In addition to the intestinal infection, the amoebae sometimes get into the bloodstream and establish secondary sites of infection in the liver, brain, or elsewhere. Entamoeba histolytica is acquired from food or water contaminated with sewage. Several other amoebae, such as Entamoeba coli, inhabit the human intestine with little or no harm to the host, but their presence indicates that the person has ingested food or water contaminated with human feces and may be at risk of more serious infections.


The world's most common cause of water-borne diarrhea is the flagellate Giardia lamblia. Outbreaks of giardiasis are common in schools, mental hospitals, prisons, and other crowded institutions, but occur in circumstances as diverse as luxury resorts, backcountry camping, and impoverished villages. Giardia attaches to the surface of the small intestine, often in numbers great enough to seriously interfere with nutrient absorption. Unabsorbed nutrients then pass to the large intestine and cause gas production, painful abdominal cramps, and diarrhea.

In Africa, tsetse flies transmit another parasitic flagellate, Trypanosoma, which causes African sleeping sickness. Victims become fatigued, emaciated, and eventually lapse into a coma and die. Even though it does not occur in the United States, trypanosomiasis is one of the world's leading public health problems.


Malaria is another leading cause of death in tropical countries. It is caused by four species of the protozoan genus Plasmodium. Transmitted by mosquitoes, Plasmodium multiplies in the liver and then invades the red blood cells, destroying them so extensively as to cause severe anemia . The victim experiences alternating fever and chills as the parasites emerge together from infected red cells, invade new ones, multiply, and repeat the cycle until finally the victim is overcome by exhaustion.

Another sporozoan disease is toxoplasmosis, caused by Toxoplasma gondii. Toxoplasma can be contracted from unpasteurized milk, undercooked meat, or house cats. It causes little pathology in adults, but when a pregnant woman is infected, it can cause serious fetal deformities resulting in infant blindness, hydrocephalus, and physical and mental retardation.

Any parasitology textbook can provide further details on these and related parasitic protozoans, how they infect humans, mechanisms of disease, and how to control or avoid them.

see also Digestive System; Parasitic Diseases; Vaccines

Kenneth S. Saladin

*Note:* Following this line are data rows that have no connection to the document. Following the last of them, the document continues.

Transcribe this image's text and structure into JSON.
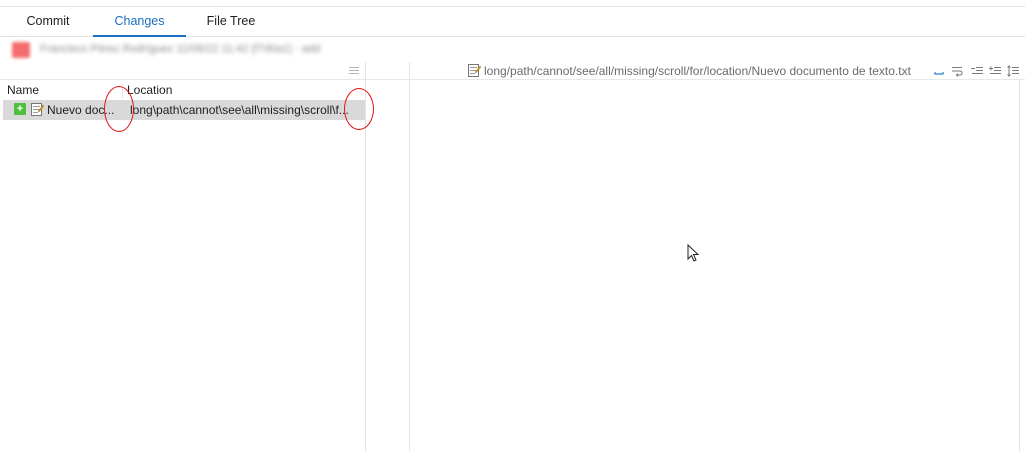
{
  "tabs": [
    {
      "label": "Commit",
      "active": false
    },
    {
      "label": "Changes",
      "active": true
    },
    {
      "label": "File Tree",
      "active": false
    }
  ],
  "commit": {
    "summary": "Francisco Pérez Rodríguez  11/08/22 11:42 (f7d0a1) · add"
  },
  "file_list": {
    "columns": {
      "name": "Name",
      "location": "Location"
    },
    "rows": [
      {
        "status": "added",
        "name": "Nuevo doc...",
        "location": "long\\path\\cannot\\see\\all\\missing\\scroll\\f..."
      }
    ]
  },
  "diff_view": {
    "path": "long/path/cannot/see/all/missing/scroll/for/location/Nuevo documento de texto.txt"
  },
  "icons": [
    "menu-icon",
    "add-status-icon",
    "text-file-icon",
    "whitespace-icon",
    "wrap-icon",
    "unindent-icon",
    "indent-icon",
    "line-spacing-icon",
    "mouse-cursor-icon"
  ],
  "colors": {
    "accent": "#1a6fbf",
    "added": "#4fbf3f",
    "annotation": "#e01010",
    "selected_row": "#d9d9d9"
  }
}
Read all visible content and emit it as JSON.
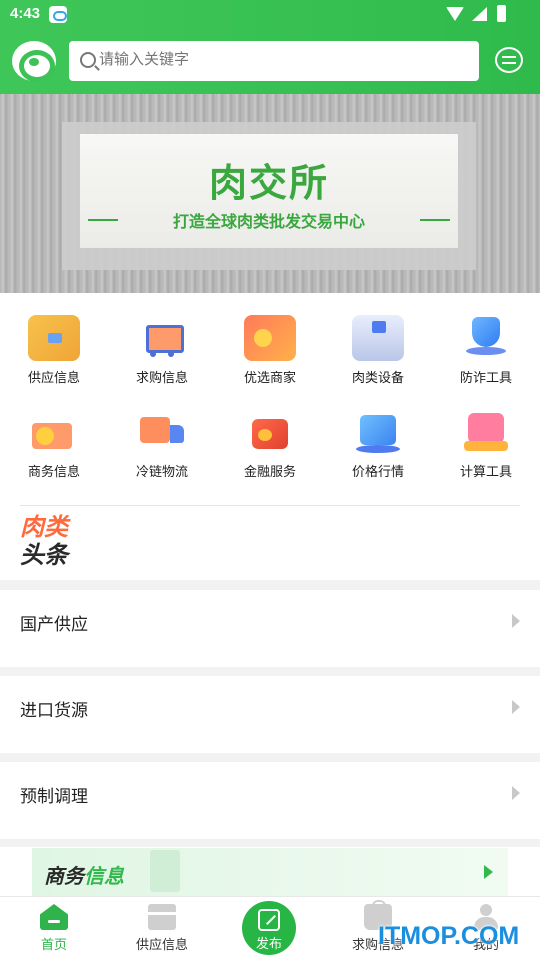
{
  "status_bar": {
    "time": "4:43"
  },
  "search": {
    "placeholder": "请输入关键字"
  },
  "banner": {
    "title": "肉交所",
    "subtitle": "打造全球肉类批发交易中心"
  },
  "categories": [
    {
      "label": "供应信息",
      "icon": "warehouse-box-icon"
    },
    {
      "label": "求购信息",
      "icon": "shopping-cart-icon"
    },
    {
      "label": "优选商家",
      "icon": "shop-badge-icon"
    },
    {
      "label": "肉类设备",
      "icon": "equipment-icon"
    },
    {
      "label": "防诈工具",
      "icon": "shield-check-icon"
    },
    {
      "label": "商务信息",
      "icon": "business-coin-icon"
    },
    {
      "label": "冷链物流",
      "icon": "cold-truck-icon"
    },
    {
      "label": "金融服务",
      "icon": "wallet-icon"
    },
    {
      "label": "价格行情",
      "icon": "price-chart-icon"
    },
    {
      "label": "计算工具",
      "icon": "calculator-icon"
    }
  ],
  "news_logo": {
    "line1": "肉类",
    "line2": "头条"
  },
  "list_rows": [
    {
      "label": "国产供应"
    },
    {
      "label": "进口货源"
    },
    {
      "label": "预制调理"
    }
  ],
  "business_banner": {
    "part1": "商务",
    "part2": "信息"
  },
  "tabbar": {
    "items": [
      {
        "label": "首页",
        "icon": "home-icon",
        "active": true
      },
      {
        "label": "供应信息",
        "icon": "store-icon",
        "active": false
      },
      {
        "label": "发布",
        "icon": "edit-icon",
        "active": false
      },
      {
        "label": "求购信息",
        "icon": "bag-icon",
        "active": false
      },
      {
        "label": "我的",
        "icon": "person-icon",
        "active": false
      }
    ]
  },
  "watermark": "ITMOP.COM",
  "colors": {
    "brand_green": "#37c052",
    "accent_orange": "#ff6a3c",
    "watermark_blue": "#1a8fe0"
  }
}
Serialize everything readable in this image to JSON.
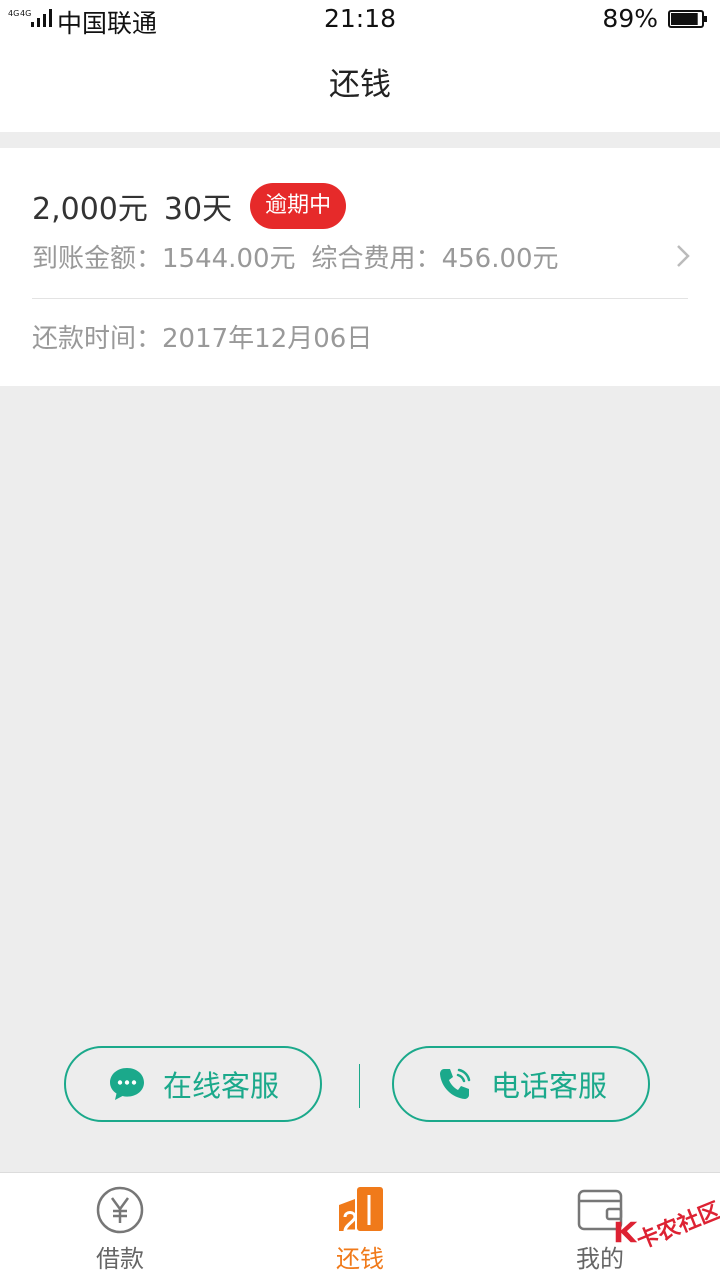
{
  "status_bar": {
    "network": "4G 4G",
    "carrier": "中国联通",
    "time": "21:18",
    "battery_percent": "89%",
    "battery_level": 0.89
  },
  "header": {
    "title": "还钱"
  },
  "loan": {
    "amount": "2,000元",
    "term": "30天",
    "status_badge": "逾期中",
    "received_label": "到账金额：",
    "received_value": "1544.00元",
    "fee_label": "综合费用：",
    "fee_value": "456.00元",
    "repay_time_label": "还款时间：",
    "repay_time_value": "2017年12月06日"
  },
  "service": {
    "online_label": "在线客服",
    "phone_label": "电话客服"
  },
  "tabs": [
    {
      "label": "借款",
      "icon": "yen-circle-icon",
      "active": false
    },
    {
      "label": "还钱",
      "icon": "repay-icon",
      "active": true
    },
    {
      "label": "我的",
      "icon": "wallet-icon",
      "active": false
    }
  ],
  "watermark": {
    "text": "卡农社区"
  },
  "colors": {
    "accent_green": "#1ba98b",
    "active_tab_orange": "#f07a1a",
    "overdue_red": "#e62a2a",
    "background": "#ededed"
  }
}
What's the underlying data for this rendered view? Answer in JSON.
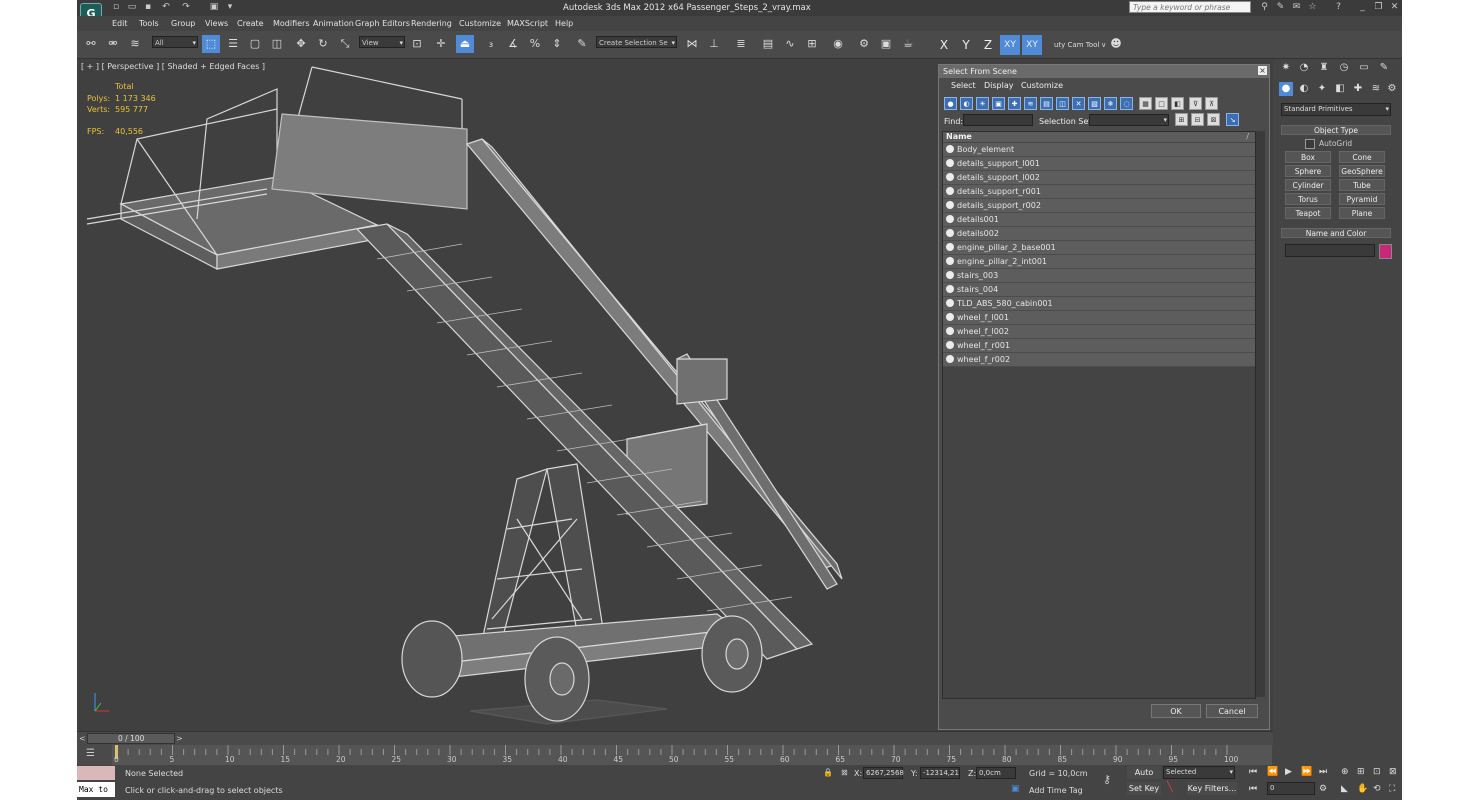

Cheng, Thomas C. General Parasitology, 2nd ed. Orlando, FL: Academic Press, 1986.

Schmidt, Gerald D., and Larry S. Roberts. Foundations of Parasitology. 6th ed. Dubuque, IA: McGraw-Hill Higher Education, 2000.